→ Task prompt
Where does the word "Round" appear in the data? Copy every line that holds it.

========================================================================

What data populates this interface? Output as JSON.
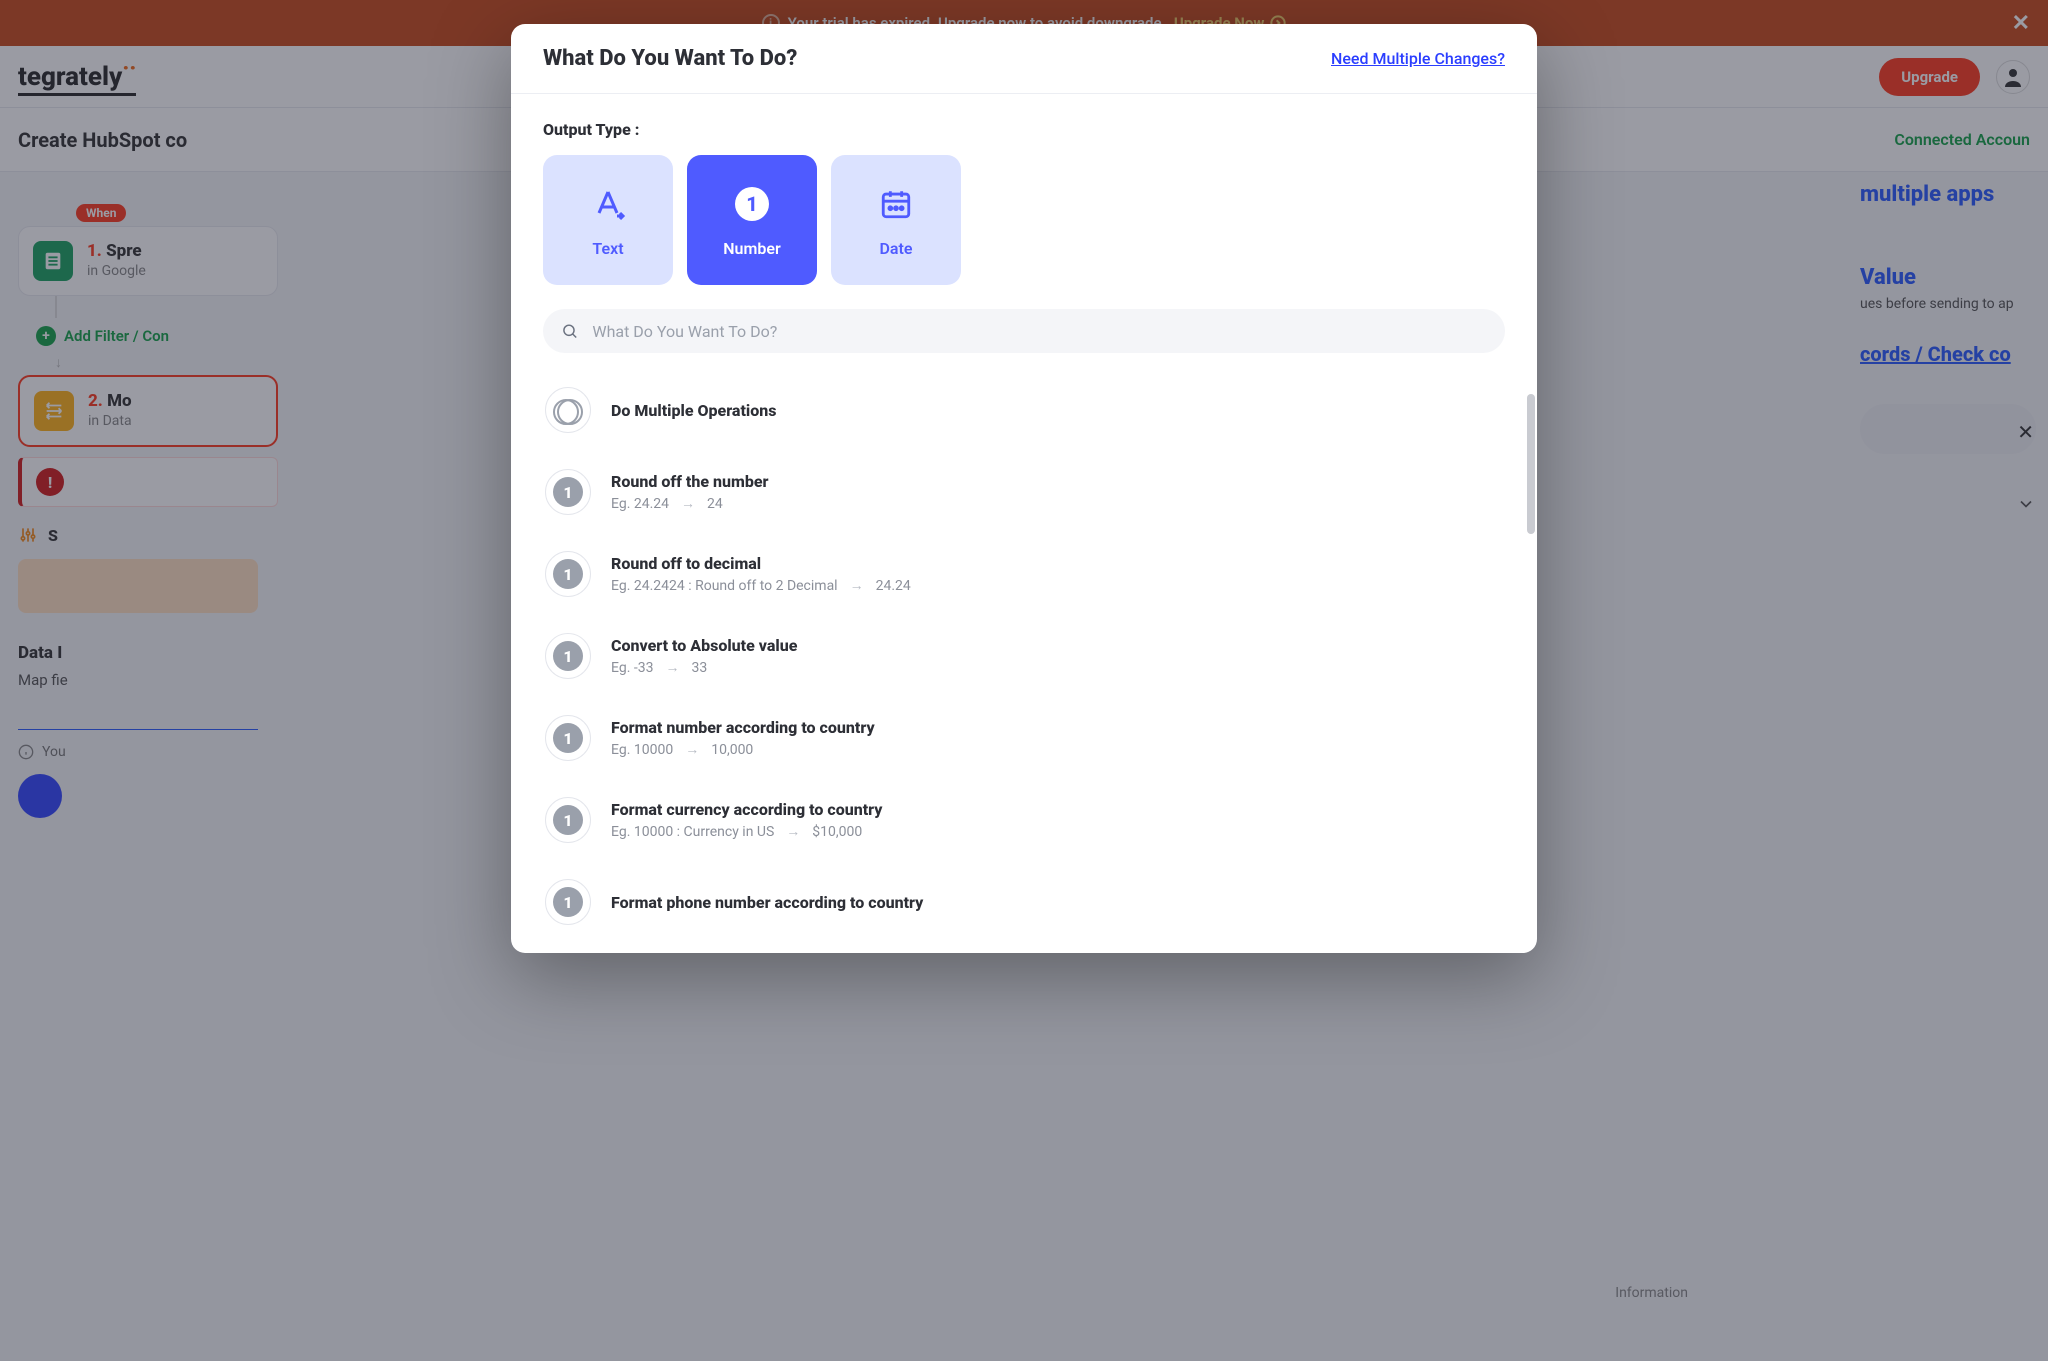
{
  "banner": {
    "text": "Your trial has expired. Upgrade now to avoid downgrade.",
    "cta": "Upgrade Now"
  },
  "header": {
    "logo": "tegrately",
    "upgrade_btn": "Upgrade"
  },
  "subhead": {
    "title": "Create HubSpot co",
    "right_link": "Connected Accoun"
  },
  "flow": {
    "when_badge": "When",
    "step1_num": "1.",
    "step1_title": "Spre",
    "step1_sub": "in Google",
    "add_filter": "Add Filter / Con",
    "step2_num": "2.",
    "step2_title": "Mo",
    "step2_sub": "in Data",
    "setup_label": "S",
    "data_in": "Data I",
    "map_fields": "Map fie",
    "hint": "You"
  },
  "right_panel": {
    "multi_apps": "multiple apps",
    "value": "Value",
    "value_sub": "ues before sending to ap",
    "records": "cords / Check co",
    "info_label": "Information"
  },
  "modal": {
    "title": "What Do You Want To Do?",
    "multi_link": "Need Multiple Changes?",
    "output_label": "Output Type :",
    "types": {
      "text": "Text",
      "number": "Number",
      "date": "Date"
    },
    "search_placeholder": "What Do You Want To Do?",
    "ops": [
      {
        "title": "Do Multiple Operations"
      },
      {
        "title": "Round off the number",
        "eg_in": "Eg. 24.24",
        "eg_out": "24"
      },
      {
        "title": "Round off to decimal",
        "eg_in": "Eg. 24.2424 : Round off to 2 Decimal",
        "eg_out": "24.24"
      },
      {
        "title": "Convert to Absolute value",
        "eg_in": "Eg. -33",
        "eg_out": "33"
      },
      {
        "title": "Format number according to country",
        "eg_in": "Eg. 10000",
        "eg_out": "10,000"
      },
      {
        "title": "Format currency according to country",
        "eg_in": "Eg. 10000 : Currency in US",
        "eg_out": "$10,000"
      },
      {
        "title": "Format phone number according to country"
      }
    ]
  }
}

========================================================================

→ Problem solution
        "title": "Round off the number",
        "title": "Round off to decimal",
        "eg_in": "Eg. 24.2424 : Round off to 2 Decimal",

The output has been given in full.